Realative dating age of rocks
Realative dating age of rocks - pakistani women dating site
The geology or deep time of Earth's past has been organized into various units according to events which took place.Different spans of time on the GTS are usually marked by corresponding changes in the composition of strata which indicate major geological or paleontological events, such as mass extinctions.
In Ancient Greece, Aristotle (384-322 BCE) observed that fossils of seashells in rocks resembled those found on beaches – he inferred that the fossils in rocks were formed by living animals, and he reasoned that the positions of land and sea had changed over long periods of time.Apart from the Late Heavy Bombardment, events on other planets probably had little direct influence on the Earth, and events on Earth had correspondingly little effect on those planets.Construction of a time scale that links the planets is, therefore, of only limited relevance to the Earth's time scale, except in a Solar System context.Geologic units from the same time but different parts of the world often look different and contain different fossils, so the same time-span was historically given different names in different locales.For example, in North America, the Lower Cambrian is called the Waucoban series that is then subdivided into zones based on succession of trilobites.Therefore, the second timeline shows an expanded view of the most recent eon.

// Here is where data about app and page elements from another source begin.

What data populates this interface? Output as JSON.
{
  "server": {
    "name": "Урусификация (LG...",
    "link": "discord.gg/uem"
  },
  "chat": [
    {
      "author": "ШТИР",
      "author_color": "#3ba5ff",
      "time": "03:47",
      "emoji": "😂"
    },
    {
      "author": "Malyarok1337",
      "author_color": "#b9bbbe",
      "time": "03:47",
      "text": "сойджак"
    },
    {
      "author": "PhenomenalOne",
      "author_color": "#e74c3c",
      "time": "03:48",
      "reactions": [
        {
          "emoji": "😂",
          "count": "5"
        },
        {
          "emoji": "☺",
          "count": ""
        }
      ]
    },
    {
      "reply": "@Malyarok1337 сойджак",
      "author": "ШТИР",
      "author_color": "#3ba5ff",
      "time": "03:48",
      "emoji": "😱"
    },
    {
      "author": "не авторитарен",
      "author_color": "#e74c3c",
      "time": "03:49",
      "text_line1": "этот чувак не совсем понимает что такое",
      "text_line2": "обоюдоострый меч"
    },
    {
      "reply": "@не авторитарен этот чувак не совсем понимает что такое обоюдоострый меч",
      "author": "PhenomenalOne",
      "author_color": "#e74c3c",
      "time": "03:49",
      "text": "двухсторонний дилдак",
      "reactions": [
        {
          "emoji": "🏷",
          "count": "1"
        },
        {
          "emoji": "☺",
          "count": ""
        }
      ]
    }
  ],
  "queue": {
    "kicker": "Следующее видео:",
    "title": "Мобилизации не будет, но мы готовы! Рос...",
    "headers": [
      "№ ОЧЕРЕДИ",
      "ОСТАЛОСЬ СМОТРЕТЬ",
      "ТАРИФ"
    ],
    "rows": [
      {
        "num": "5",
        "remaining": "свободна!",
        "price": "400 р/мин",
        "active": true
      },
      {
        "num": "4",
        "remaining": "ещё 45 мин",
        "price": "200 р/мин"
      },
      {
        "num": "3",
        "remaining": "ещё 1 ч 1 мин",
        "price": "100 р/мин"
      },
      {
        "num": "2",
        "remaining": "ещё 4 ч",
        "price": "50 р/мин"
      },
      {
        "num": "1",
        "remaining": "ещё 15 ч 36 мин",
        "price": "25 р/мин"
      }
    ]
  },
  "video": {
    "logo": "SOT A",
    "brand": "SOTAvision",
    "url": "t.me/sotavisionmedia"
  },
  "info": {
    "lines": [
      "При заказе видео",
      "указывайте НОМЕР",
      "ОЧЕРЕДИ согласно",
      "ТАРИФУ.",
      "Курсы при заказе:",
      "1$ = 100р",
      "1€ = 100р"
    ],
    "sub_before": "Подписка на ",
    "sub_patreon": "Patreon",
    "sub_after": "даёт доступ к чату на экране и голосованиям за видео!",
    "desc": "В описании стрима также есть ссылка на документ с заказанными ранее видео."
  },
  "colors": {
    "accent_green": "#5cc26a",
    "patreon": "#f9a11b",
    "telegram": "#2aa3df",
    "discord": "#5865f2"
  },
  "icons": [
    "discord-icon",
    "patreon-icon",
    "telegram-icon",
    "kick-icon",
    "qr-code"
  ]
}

In a similar way, the most recent era is expanded in the third timeline, and the most recent period is expanded in the fourth timeline.In East Asia and Siberia, the same unit is split into Alexian, Atdabanian, and Botomian stages.A key aspect of the work of the International Commission on Stratigraphy is to reconcile this conflicting terminology and define universal horizons that can be used around the world.Leonardo da Vinci (1452–1519) concurred with Aristotle's interpretation that fossils represented the remains of ancient life.The 11th-century Persian geologist Avicenna (Ibn Sina, died 1037) and the 13th-century Dominican bishop Albertus Magnus (died 1280) extended Aristotle's explanation into a theory of a petrifying fluid.For example, the boundary between the Cretaceous period and the Paleogene period is defined by the Cretaceous–Paleogene extinction event, which marked the demise of the non-avian dinosaurs and many other groups of life.